→ Your instructions: Which lines of the data contain the string "jogo"? Copy every one.

[Raw data]

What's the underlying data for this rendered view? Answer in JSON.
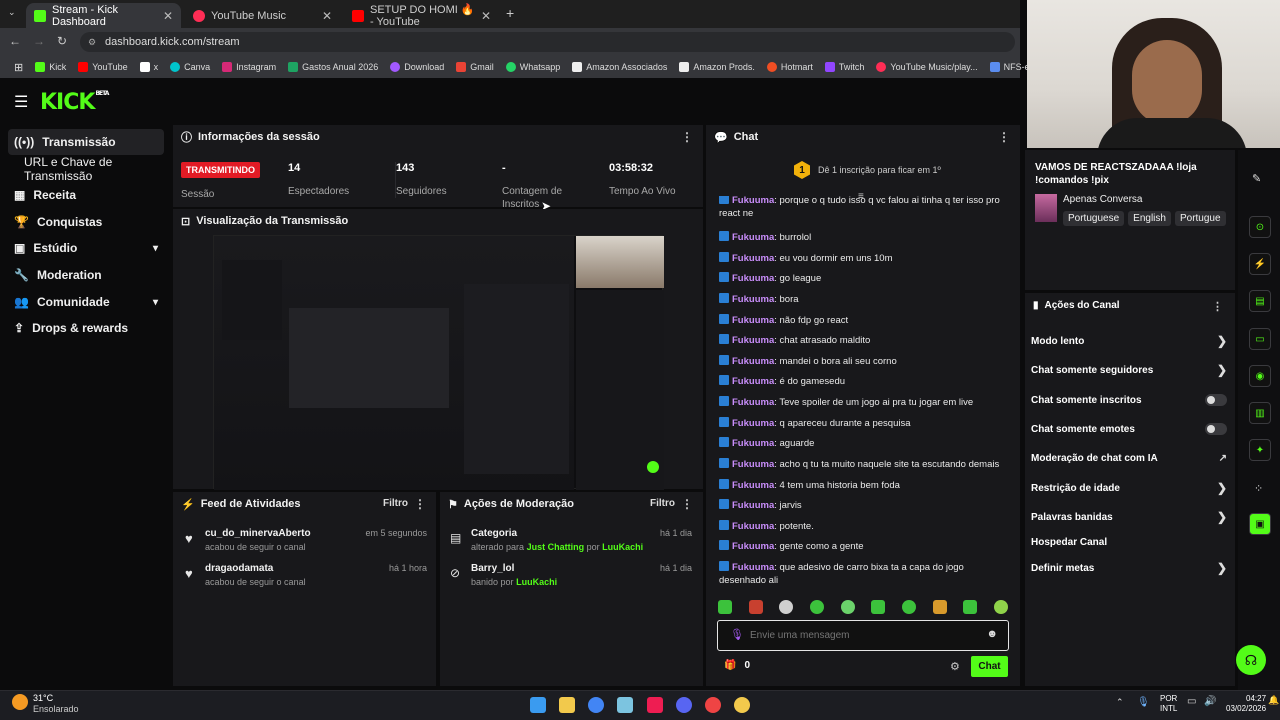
{
  "browser": {
    "tabs": [
      {
        "title": "Stream - Kick Dashboard",
        "close": "✕"
      },
      {
        "title": "YouTube Music",
        "close": "✕"
      },
      {
        "title": "SETUP DO HOMI 🔥 - YouTube",
        "close": "✕"
      }
    ],
    "new_tab": "+",
    "url": "dashboard.kick.com/stream",
    "bookmarks": [
      "Kick",
      "YouTube",
      "x",
      "Canva",
      "Instagram",
      "Gastos Anual 2026",
      "Download",
      "Gmail",
      "Whatsapp",
      "Amazon Associados",
      "Amazon Prods.",
      "Hotmart",
      "Twitch",
      "YouTube Music/play...",
      "NFS-e | JOÃO PESS..."
    ]
  },
  "brand": {
    "logo": "KICK",
    "beta": "BETA",
    "accent": "#53fc18"
  },
  "sidebar": {
    "items": [
      {
        "label": "Transmissão",
        "icon": "broadcast-icon"
      },
      {
        "label": "URL e Chave de Transmissão"
      },
      {
        "label": "Receita",
        "icon": "revenue-icon"
      },
      {
        "label": "Conquistas",
        "icon": "trophy-icon"
      },
      {
        "label": "Estúdio",
        "icon": "studio-icon",
        "chevron": "▾"
      },
      {
        "label": "Moderation",
        "icon": "wrench-icon"
      },
      {
        "label": "Comunidade",
        "icon": "community-icon",
        "chevron": "▾"
      },
      {
        "label": "Drops & rewards",
        "icon": "drops-icon"
      }
    ]
  },
  "session": {
    "title": "Informações da sessão",
    "status": "TRANSMITINDO",
    "status_label": "Sessão",
    "stats": [
      {
        "value": "14",
        "label": "Espectadores"
      },
      {
        "value": "143",
        "label": "Seguidores"
      },
      {
        "value": "-",
        "label": "Contagem de Inscritos"
      },
      {
        "value": "03:58:32",
        "label": "Tempo Ao Vivo"
      }
    ]
  },
  "preview": {
    "title": "Visualização da Transmissão"
  },
  "activity": {
    "title": "Feed de Atividades",
    "filter": "Filtro",
    "items": [
      {
        "user": "cu_do_minervaAberto",
        "text": "acabou de seguir o canal",
        "time": "em 5 segundos"
      },
      {
        "user": "dragaodamata",
        "text": "acabou de seguir o canal",
        "time": "há 1 hora"
      }
    ]
  },
  "moderation": {
    "title": "Ações de Moderação",
    "filter": "Filtro",
    "items": [
      {
        "title": "Categoria",
        "prefix": "alterado para",
        "target": "Just Chatting",
        "by": "por",
        "mod": "LuuKachi",
        "time": "há 1 dia"
      },
      {
        "title": "Barry_lol",
        "prefix": "banido",
        "by": "por",
        "mod": "LuuKachi",
        "time": "há 1 dia"
      }
    ]
  },
  "chat": {
    "title": "Chat",
    "sub_number": "1",
    "sub_text": "Dê 1 inscrição para ficar em 1º",
    "messages": [
      {
        "user": "Fukuuma",
        "text": "porque o q tudo isso q vc falou ai tinha q ter isso pro react ne"
      },
      {
        "user": "Fukuuma",
        "text": "burrolol"
      },
      {
        "user": "Fukuuma",
        "text": "eu vou dormir em uns 10m"
      },
      {
        "user": "Fukuuma",
        "text": "go league"
      },
      {
        "user": "Fukuuma",
        "text": "bora"
      },
      {
        "user": "Fukuuma",
        "text": "não fdp go react"
      },
      {
        "user": "Fukuuma",
        "text": "chat atrasado maldito"
      },
      {
        "user": "Fukuuma",
        "text": "mandei o bora ali seu corno"
      },
      {
        "user": "Fukuuma",
        "text": "é do gamesedu"
      },
      {
        "user": "Fukuuma",
        "text": "Teve spoiler de um jogo ai pra tu jogar em live"
      },
      {
        "user": "Fukuuma",
        "text": "q apareceu durante a pesquisa"
      },
      {
        "user": "Fukuuma",
        "text": "aguarde"
      },
      {
        "user": "Fukuuma",
        "text": "acho q tu ta muito naquele site ta escutando demais"
      },
      {
        "user": "Fukuuma",
        "text": "4 tem uma historia bem foda"
      },
      {
        "user": "Fukuuma",
        "text": "jarvis"
      },
      {
        "user": "Fukuuma",
        "text": "potente."
      },
      {
        "user": "Fukuuma",
        "text": "gente como a gente"
      },
      {
        "user": "Fukuuma",
        "text": "que adesivo de carro bixa ta a capa do jogo desenhado ali"
      }
    ],
    "placeholder": "Envie uma mensagem",
    "points": "0",
    "send": "Chat"
  },
  "channel": {
    "stream_title": "VAMOS DE REACTSZADAAA !loja !comandos !pix",
    "category": "Apenas Conversa",
    "languages": [
      "Portuguese",
      "English",
      "Portugue"
    ],
    "actions_title": "Ações do Canal",
    "actions": [
      {
        "label": "Modo lento",
        "type": "arrow"
      },
      {
        "label": "Chat somente seguidores",
        "type": "arrow"
      },
      {
        "label": "Chat somente inscritos",
        "type": "toggle"
      },
      {
        "label": "Chat somente emotes",
        "type": "toggle"
      },
      {
        "label": "Moderação de chat com IA",
        "type": "external"
      },
      {
        "label": "Restrição de idade",
        "type": "arrow"
      },
      {
        "label": "Palavras banidas",
        "type": "arrow"
      },
      {
        "label": "Hospedar Canal",
        "type": "none"
      },
      {
        "label": "Definir metas",
        "type": "arrow"
      }
    ]
  },
  "taskbar": {
    "weather_temp": "31°C",
    "weather_desc": "Ensolarado",
    "lang1": "POR",
    "lang2": "INTL",
    "time": "04:27",
    "date": "03/02/2026"
  }
}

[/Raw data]

→ Written answer:
        "text": "Teve spoiler de um jogo ai pra tu jogar em live"
        "text": "que adesivo de carro bixa ta a capa do jogo desenhado ali"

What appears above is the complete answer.